Chief executive David Cox forecasts that yet more legislation is on the cards once the government resumes something like normal business.
“[Post-crisis] I think they’re going to be looking at more regulation of landlords. I think we will go into a much tougher regime on property standards” Cox told a webinar hosted by PropTech firm Goodlord.
He says the key to success will be for the industry to lead that change rather than merely react to it.
“We are trying to get out ahead of that with the concept of a property MOT; if we can try and shape what comes next, it’s going to be much easier for the industry to accept than to have a whole collection of laws thrown at us like we have over the past 10 years” he told webinar delegates.
“Let’s get out in front of it, so we’re on the front foot.”
He also suggested that agents and other players in the rental sector remember that other legal changes are still in the pipeline, despite the virus challenge.
That includes the abolition of Section 21, Electrical Safety Regulations on new tenancies - coming into effect on July 1 - and the emphasis on agent training contained in the recommendations of the Regulation of Property Agents working group.
In the shorter term, the first Friday out of lockdown is likely to be one of the busiest in the lettings industry’s history suggests Cox.
“There’s clearly a massive amount of pent-up demand in the market. Our message is just put everything on pause - don’t cancel it. The first Friday out of lockdown is probably going to be one of the biggest moving days in the lettings industry’s history.”
He described the industry’s response to the Coronavirus crisis so far as “exceedingly professional” and advised agents to focus on how they will handle the first seven days back” when the market is predicting a surge in new tenancy applications.

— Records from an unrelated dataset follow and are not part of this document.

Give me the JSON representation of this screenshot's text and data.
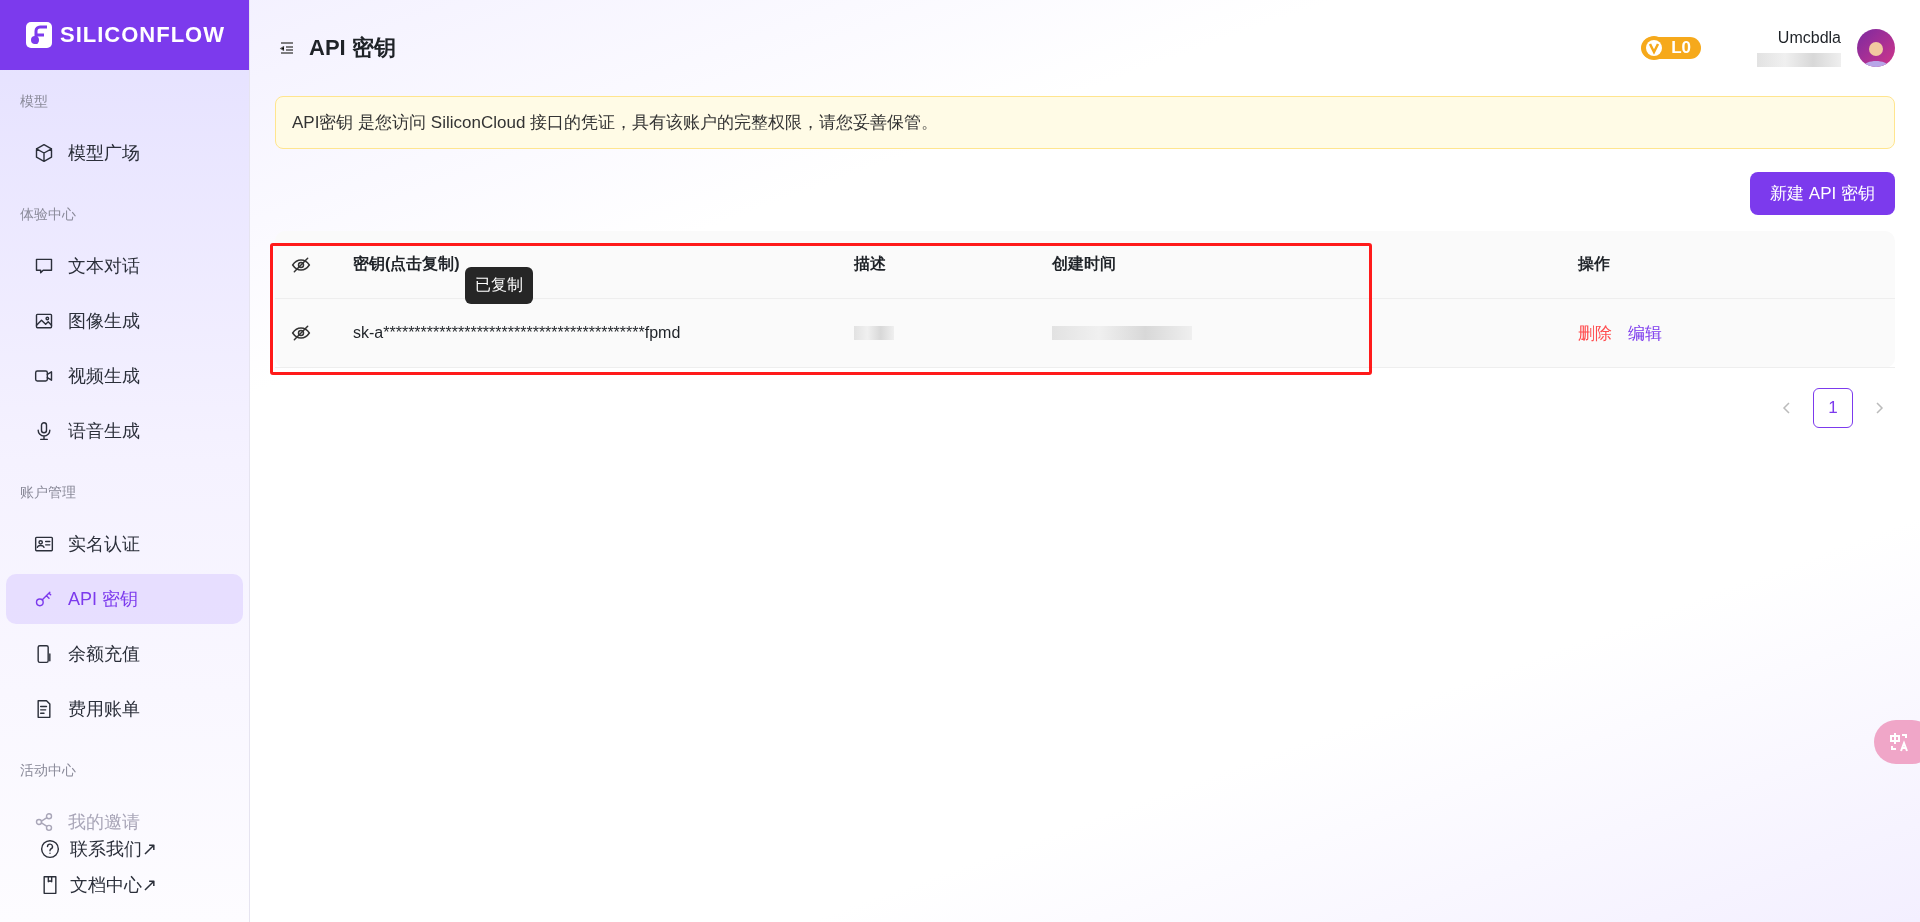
{
  "brand": {
    "name": "SILICONFLOW"
  },
  "sidebar": {
    "sections": [
      {
        "title": "模型",
        "items": [
          {
            "label": "模型广场",
            "selected": false
          }
        ]
      },
      {
        "title": "体验中心",
        "items": [
          {
            "label": "文本对话",
            "selected": false
          },
          {
            "label": "图像生成",
            "selected": false
          },
          {
            "label": "视频生成",
            "selected": false
          },
          {
            "label": "语音生成",
            "selected": false
          }
        ]
      },
      {
        "title": "账户管理",
        "items": [
          {
            "label": "实名认证",
            "selected": false
          },
          {
            "label": "API 密钥",
            "selected": true
          },
          {
            "label": "余额充值",
            "selected": false
          },
          {
            "label": "费用账单",
            "selected": false
          }
        ]
      },
      {
        "title": "活动中心",
        "items": [
          {
            "label": "我的邀请",
            "selected": false,
            "disabled": true
          }
        ]
      }
    ],
    "footer": [
      {
        "label": "联系我们",
        "arrow": "↗"
      },
      {
        "label": "文档中心",
        "arrow": "↗"
      }
    ]
  },
  "header": {
    "title": "API 密钥",
    "level_badge": "L0",
    "user": {
      "name": "Umcbdla"
    }
  },
  "notice": "API密钥 是您访问 SiliconCloud 接口的凭证，具有该账户的完整权限，请您妥善保管。",
  "new_key_button": "新建 API 密钥",
  "table": {
    "columns": [
      "密钥(点击复制)",
      "描述",
      "创建时间",
      "操作"
    ],
    "rows": [
      {
        "key": "sk-a******************************************fpmd",
        "actions": [
          {
            "label": "删除",
            "kind": "danger"
          },
          {
            "label": "编辑",
            "kind": "primary"
          }
        ]
      }
    ]
  },
  "tooltip": "已复制",
  "pagination": {
    "pages": [
      {
        "label": "1",
        "selected": true
      }
    ]
  }
}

And he advised assessing capacity requirements and logistical changes needed to respond to that demand.